Extracted records –
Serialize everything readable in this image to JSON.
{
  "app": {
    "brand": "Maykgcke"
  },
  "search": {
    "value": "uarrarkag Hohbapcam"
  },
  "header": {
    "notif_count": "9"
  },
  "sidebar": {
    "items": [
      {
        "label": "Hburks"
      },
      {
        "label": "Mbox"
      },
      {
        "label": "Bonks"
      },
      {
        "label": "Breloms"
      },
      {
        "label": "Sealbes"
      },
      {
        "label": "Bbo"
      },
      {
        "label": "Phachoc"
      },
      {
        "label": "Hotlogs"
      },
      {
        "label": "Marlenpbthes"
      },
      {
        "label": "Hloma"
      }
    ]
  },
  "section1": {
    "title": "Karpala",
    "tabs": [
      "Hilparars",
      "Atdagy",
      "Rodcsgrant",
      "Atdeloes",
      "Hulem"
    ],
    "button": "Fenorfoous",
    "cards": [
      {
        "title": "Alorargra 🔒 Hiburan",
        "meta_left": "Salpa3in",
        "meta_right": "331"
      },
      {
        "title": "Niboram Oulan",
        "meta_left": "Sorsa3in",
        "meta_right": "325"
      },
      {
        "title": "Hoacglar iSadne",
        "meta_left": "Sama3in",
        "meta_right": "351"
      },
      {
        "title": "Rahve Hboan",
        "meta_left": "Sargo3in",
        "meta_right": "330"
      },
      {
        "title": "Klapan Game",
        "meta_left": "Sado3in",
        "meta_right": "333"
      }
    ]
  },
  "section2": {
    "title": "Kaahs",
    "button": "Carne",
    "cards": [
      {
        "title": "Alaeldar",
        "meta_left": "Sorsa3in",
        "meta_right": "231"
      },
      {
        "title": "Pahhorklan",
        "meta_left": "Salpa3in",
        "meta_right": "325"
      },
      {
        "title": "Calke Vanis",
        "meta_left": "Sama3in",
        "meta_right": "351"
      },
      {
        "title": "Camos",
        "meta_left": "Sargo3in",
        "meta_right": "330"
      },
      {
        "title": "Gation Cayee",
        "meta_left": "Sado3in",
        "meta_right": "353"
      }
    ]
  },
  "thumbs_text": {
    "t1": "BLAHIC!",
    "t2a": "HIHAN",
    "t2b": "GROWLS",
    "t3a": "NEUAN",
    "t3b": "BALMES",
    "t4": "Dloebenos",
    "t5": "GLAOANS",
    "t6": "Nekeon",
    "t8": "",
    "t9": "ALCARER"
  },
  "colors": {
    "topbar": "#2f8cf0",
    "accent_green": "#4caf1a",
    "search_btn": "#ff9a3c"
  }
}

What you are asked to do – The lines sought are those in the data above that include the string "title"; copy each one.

Response for this exercise –
    "title": "Karpala",
        "title": "Alorargra 🔒 Hiburan",
        "title": "Niboram Oulan",
        "title": "Hoacglar iSadne",
        "title": "Rahve Hboan",
        "title": "Klapan Game",
    "title": "Kaahs",
        "title": "Alaeldar",
        "title": "Pahhorklan",
        "title": "Calke Vanis",
        "title": "Camos",
        "title": "Gation Cayee",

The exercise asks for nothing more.